Writing a provided capability used to look like this in bnd.bnd:

Provide-Capability: osgi.implementation; \
    osgi.implementation=osgi.http; \

And writing a required capability looked like this:

Require-Capability: osgi.implementation; \

The complexity of this syntax has not exactly encouraged adoption of this fantastic OSGi feature. With the new @Capability and @Requirement annotations, it becomes much easier to use. We can use these annotations directly on our own classes, but they are most convenient when used as meta-annotations. That is, we apply these annotations to our own annotations when defining an API. For example, we can define the following annotation:

    namespace = ImplementationNamespace.IMPLEMENTATION_NAMESPACE,
    name = "osgi.http", version = "1.0")
public @interface RequireHttp {}

Now when we write a servlet class, we can annotate it simply with:

public class MyServlet extends HttpServlet { ... }

… and the OSGi resolver knows that a bundle containing MyServlet should be provisioned along with an implementation of the HTTP specification, or in other words a web engine.

By the way, if you are using the HTTP Whiteboard specification from OSGi Release 7, you don’t need to define your own requirement annotation as I have done above because the specification defines one already: @RequireHttpWhiteboard. Also you will get the requirement if you use any of the component property types defined by the same spec, because they are annotated with @RequireHttpWhiteboard (in fact this is an example of a meta-meta-annotation!).

Defining custom annotations for providers is less compelling than for requirers because there are usually fewer providers. But of course it is possible:

    namespace = ImplementationNamespace.IMPLEMENTATION_NAMESPACE,
    name = "osgi.http", version = "1.0")
public @interface ProvideHttp {}

// ...

public class JettyLauncher { ... }

With the availability of this feature, it is a great idea to include a set of annotations with any API you design, making it easy for both implementers and consumers to declare provided and required capabilities.

What’s Left?

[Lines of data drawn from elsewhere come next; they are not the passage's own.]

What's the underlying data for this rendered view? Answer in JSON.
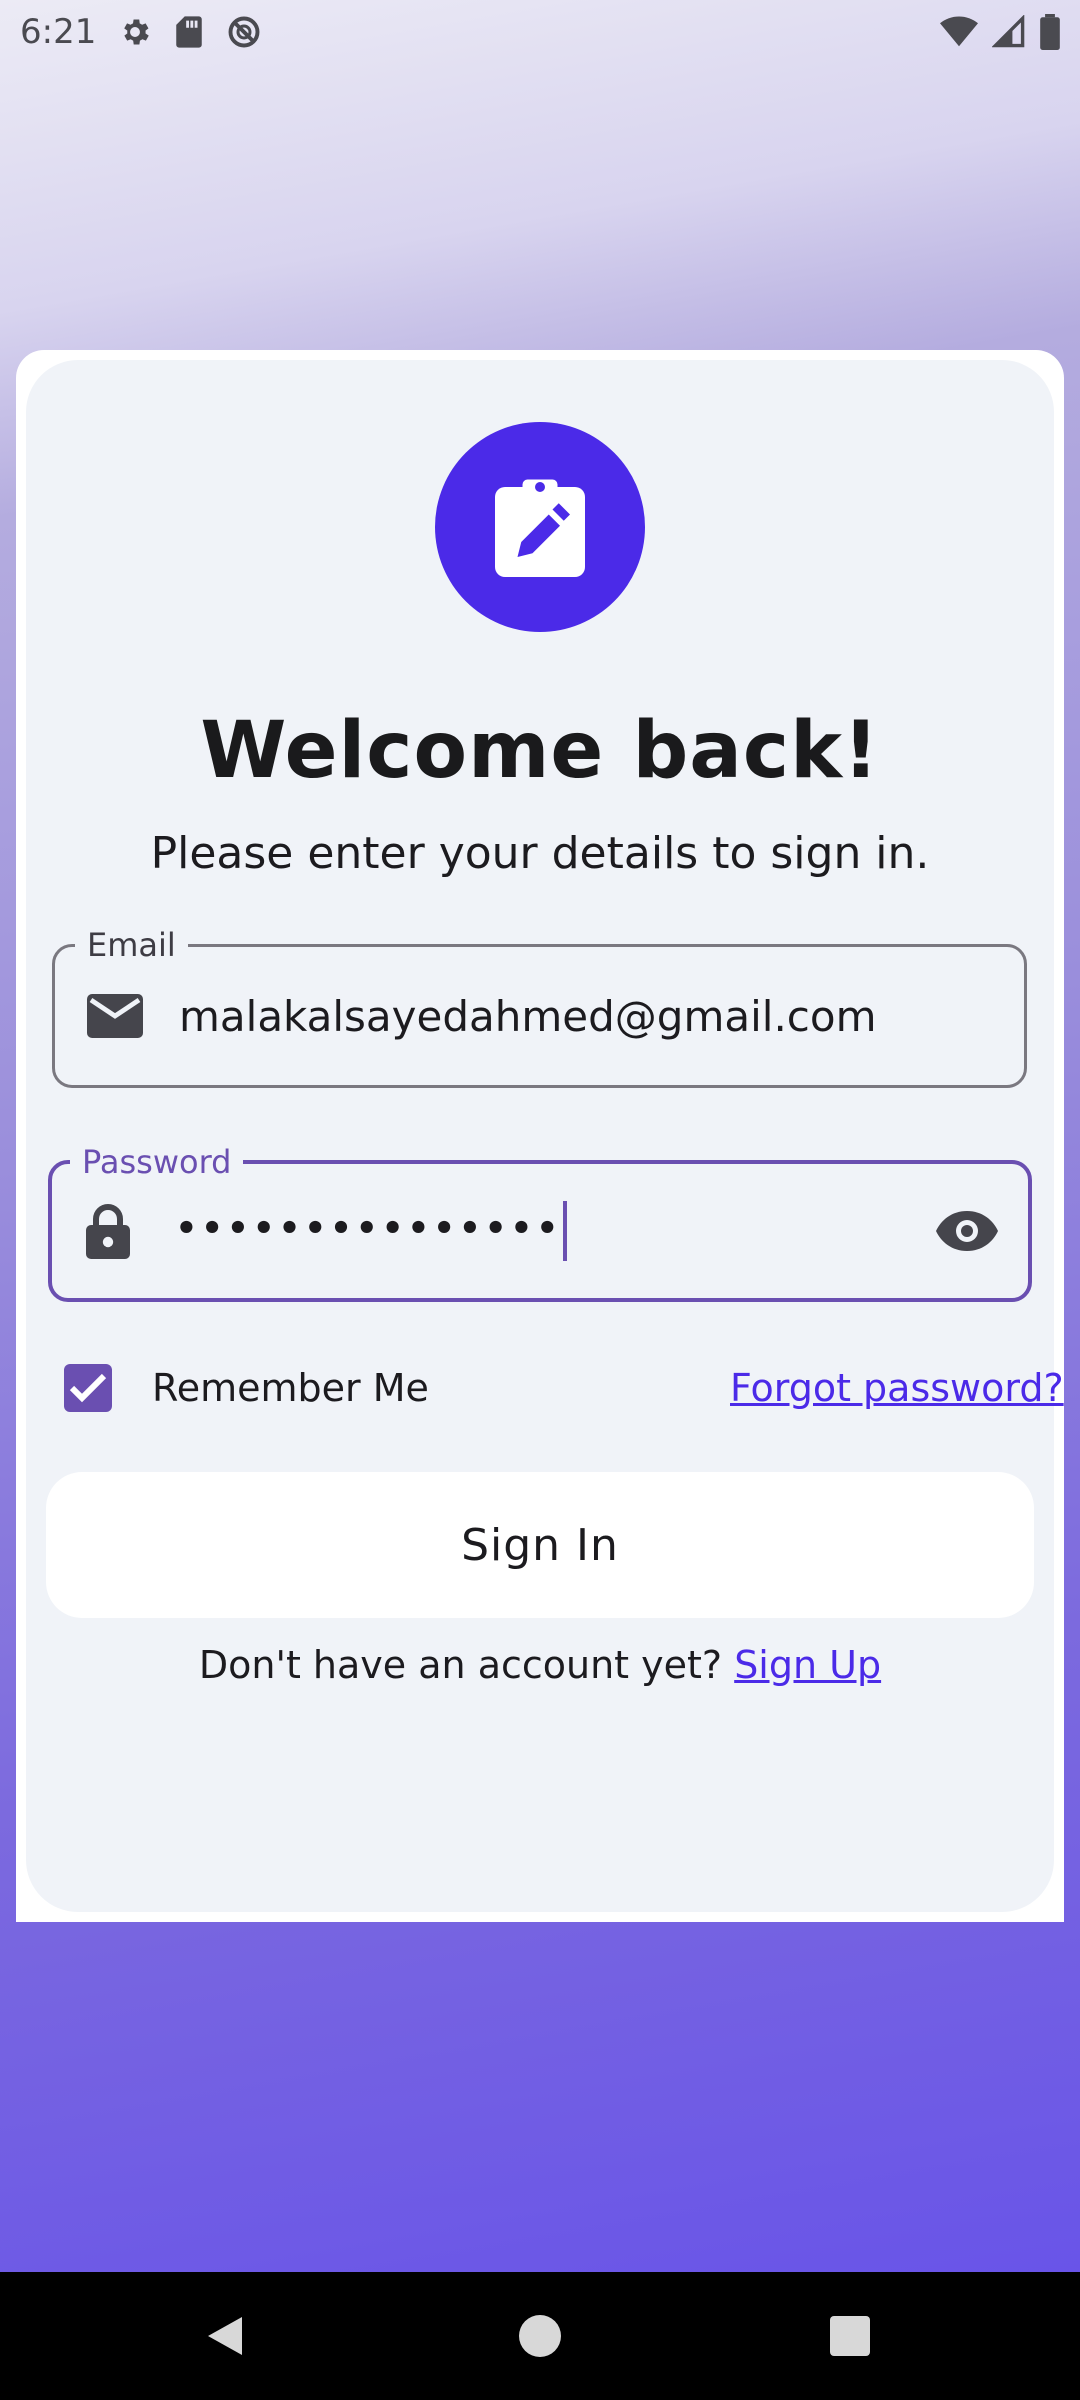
{
  "status_bar": {
    "time": "6:21",
    "icons": [
      "gear-icon",
      "sd-card-icon",
      "no-sync-icon",
      "wifi-icon",
      "signal-icon",
      "battery-icon"
    ]
  },
  "logo": {
    "icon": "clipboard-edit-icon",
    "color": "#4b2ae8"
  },
  "title": "Welcome back!",
  "subtitle": "Please enter your details to sign in.",
  "email_field": {
    "label": "Email",
    "value": "malakalsayedahmed@gmail.com",
    "icon": "mail-icon"
  },
  "password_field": {
    "label": "Password",
    "value": "•••••••••••••••",
    "icon": "lock-icon",
    "toggle_icon": "eye-icon",
    "focused": true
  },
  "remember_me": {
    "label": "Remember Me",
    "checked": true
  },
  "forgot_password": "Forgot password?",
  "sign_in_button": "Sign In",
  "signup_prompt": {
    "text": "Don't have an account yet?",
    "link": "Sign Up"
  },
  "colors": {
    "accent": "#4b2ae8",
    "focus": "#6a4fb1",
    "card": "#f0f3f8"
  }
}
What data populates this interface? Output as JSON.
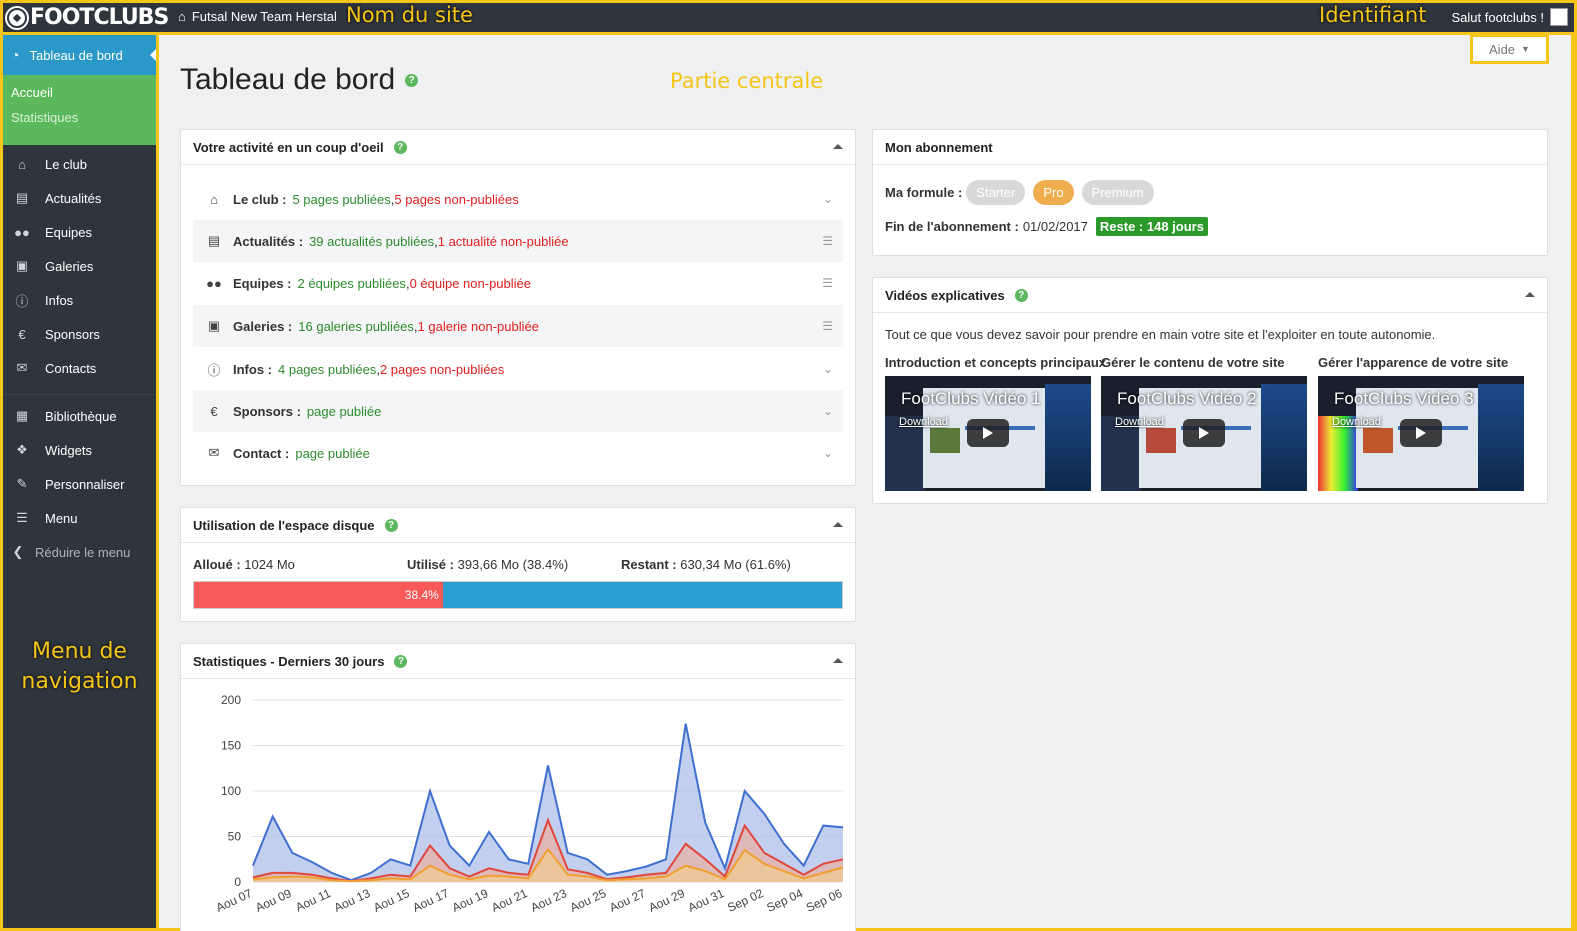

Reviewing the bnd.bnd files that I could find in my various projects, the above topics – exports, versioning, activators, provided and required capabilities, custom headers – cover at least 95% of the reason for those files to exist. So what’s left over?

Just occasionally you need to customise the Import-Package header generated by bnd. This usually happens when you are wrapping a third-party library which has messy dependencies or dead code. You can use the @Header annotation for this, but I wouldn’t recommend it. In these cases it’s better to write a bnd.bnd file.

Finally there is -conditionalpackage. Rather than defining a manifest header, this is an instruction to bnd to conditionally include extra packages in the bundle. As such it cannot be driven by an annotations currently, and you probably wouldn’t want it to be. Build instructions belong in the build files!